The group looked to identify U.S. and German collaborative approaches to diverse challenges such as the Ukraine, cybersecurity and Arctic security, officials explained, as well as ways to overcome or mitigate current disagreements among the transatlantic partners.
Foundation of the Loisach Group
The Marshall Center and the Munich Security Conference created a partnership in August to commit to mutual cooperation in the European security dialogue, leading to establishment of the Loisach Group, which seeks to provide U.S. and German defense policymakers with sound recommendations on deterring Russian aggression and building a constructive relationship with Moscow.
“The Loisach Group is the perfect platform for German and the U.S. to come together and speak frankly to one another on these issues,” said Ian Brzezinski, senior fellow of the Brent Scowcroft Center on International Security’s Atlantic Council. “I think it is part of the process that German Minister of Defense Ursula von der Leyen and U.S. Secretary of Defense James Mattis wanted to create.”
This process was further strengthened in June, when Mattis and von der Leyen visited the Marshall Center on the 70th anniversary of the foundation of the Marshall Plan, officials said, noting that both defense leaders stated the need to establish a strategic dialogue between their countries.
Wide Circulation of Recommendations
The policy ideas produced in the upcoming papers will be published through collaboration between the Marshall Center and Munich Security Conference to give the recommendations the widest possible circulation, officials said.
“We think that the Loisach Group is the ideal platform for making a reality out of the concepts developed during a strategic dialogue.” said Jack Clarke, the Marshall Center’s lead professor for the Loisach Group.
The group will publish its findings in three separate papers at the end of the Munich Security Conference in February, bringing together conference speakers, Marshall Center faculty and other strategic policy experts to summarize what was accomplished during the conference and how to best use those findings in the future.
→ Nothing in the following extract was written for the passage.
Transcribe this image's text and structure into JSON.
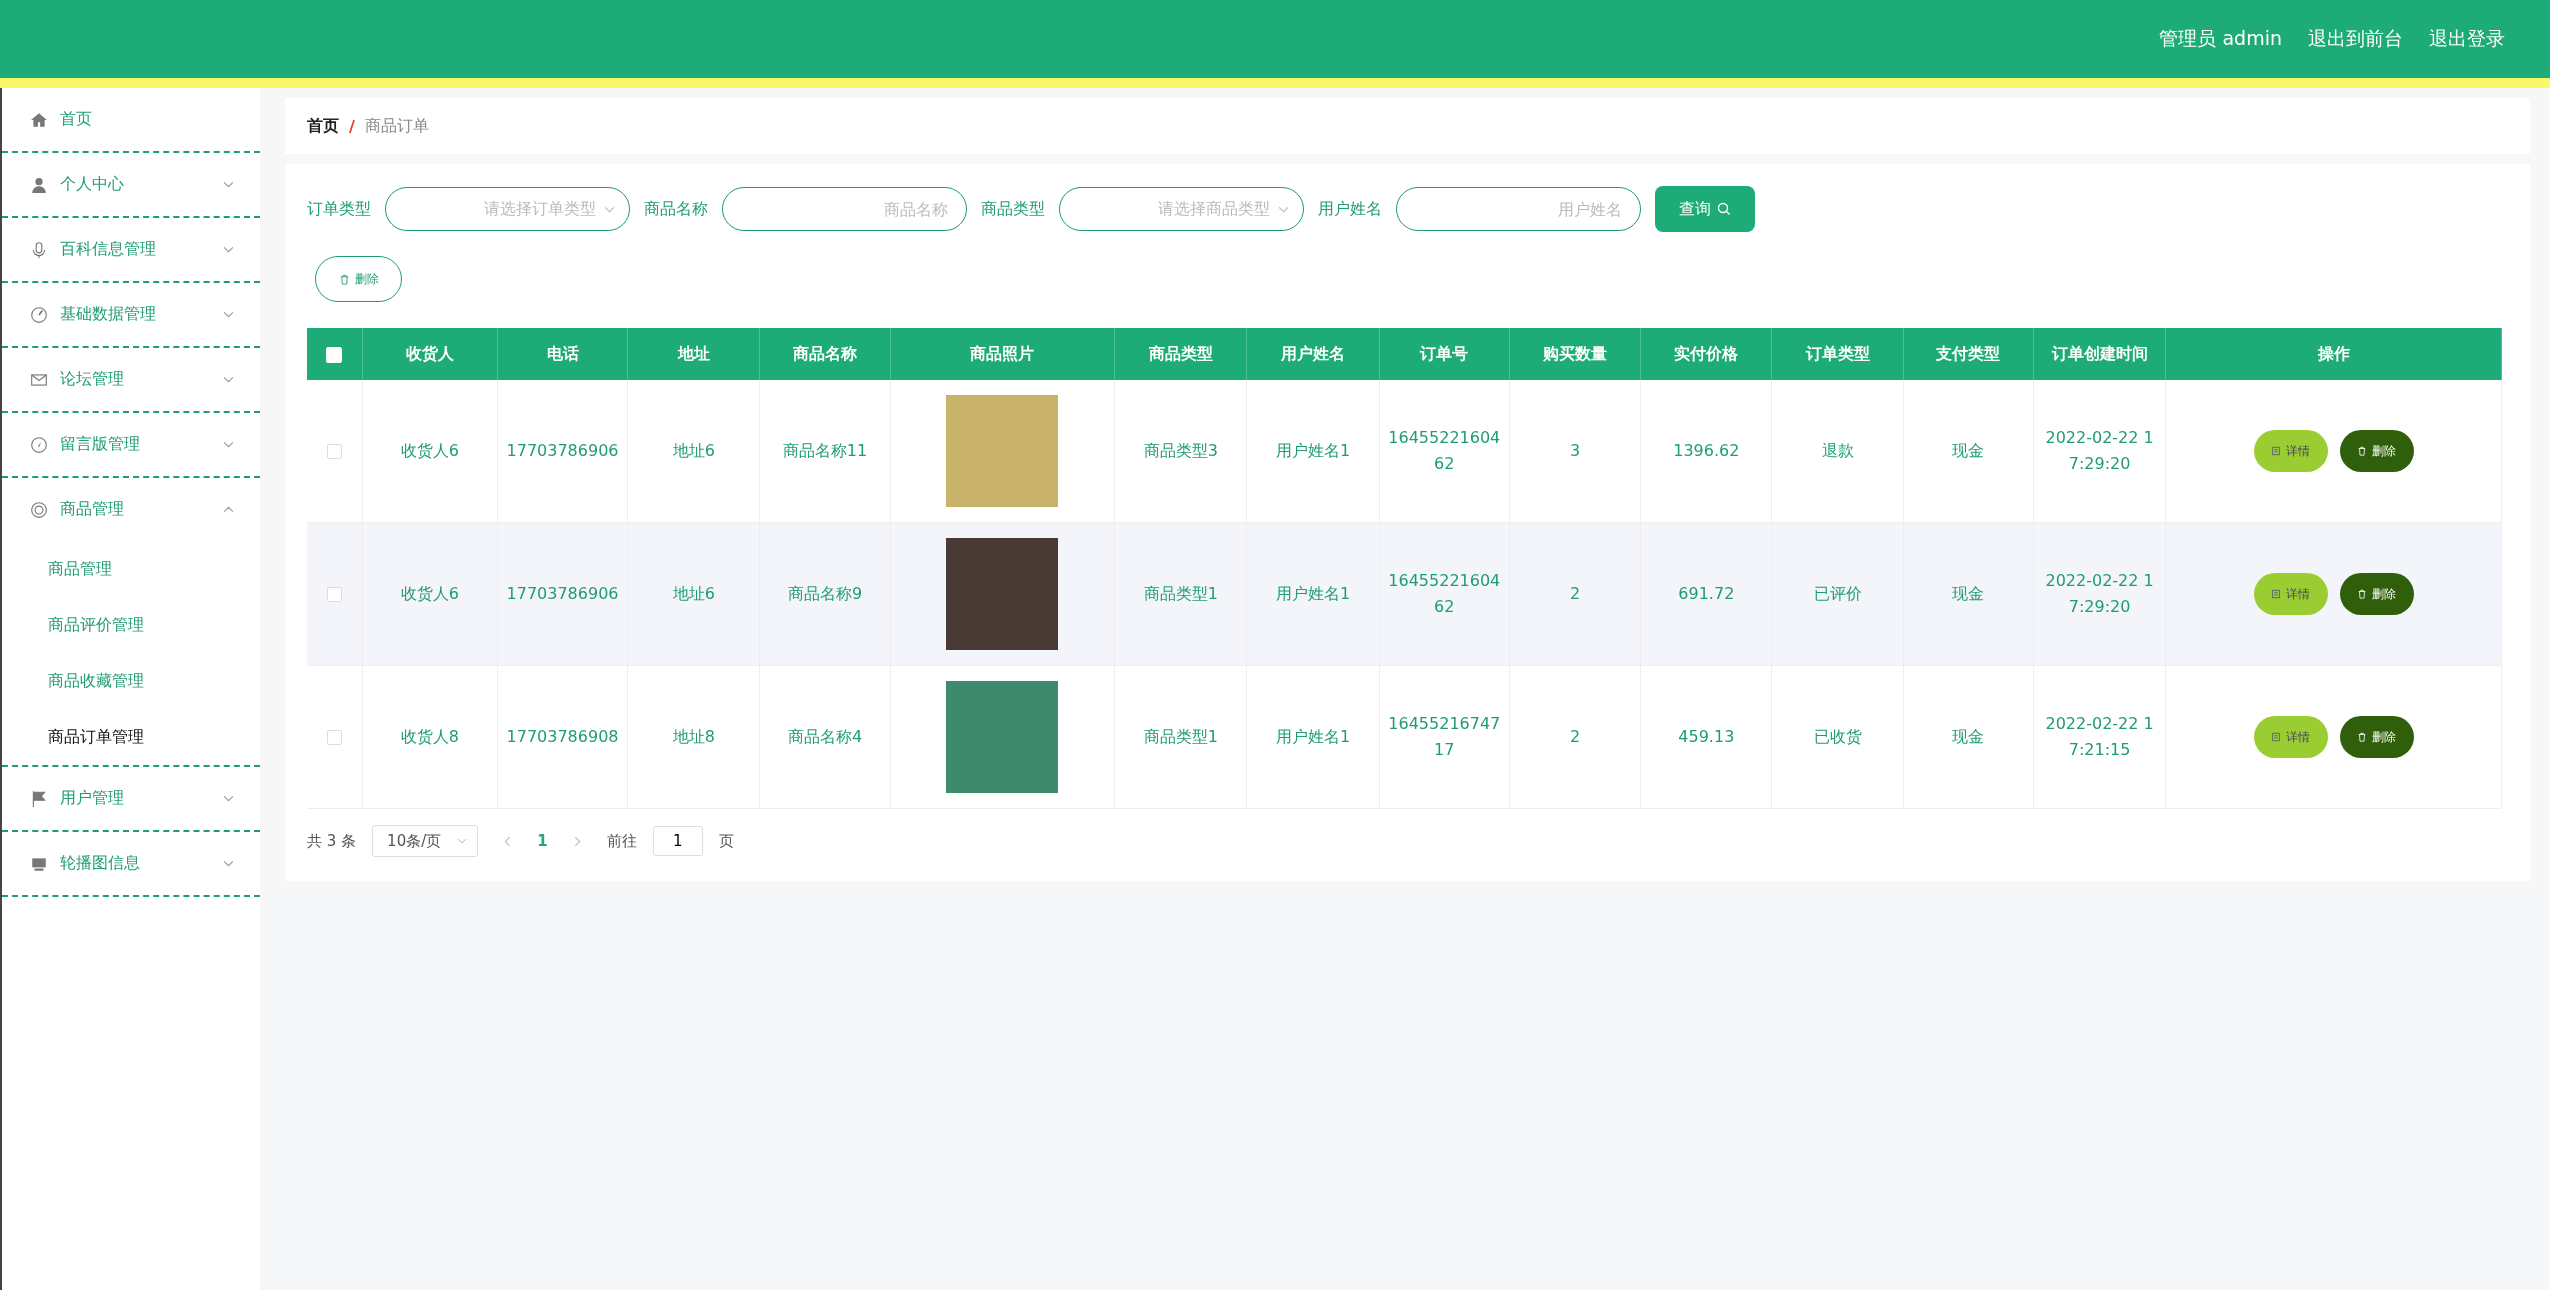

The group will host a similar joint event with the Munich Security Conference during July’s NATO summit in Brussels, with the goal of addressing emerging security challenges.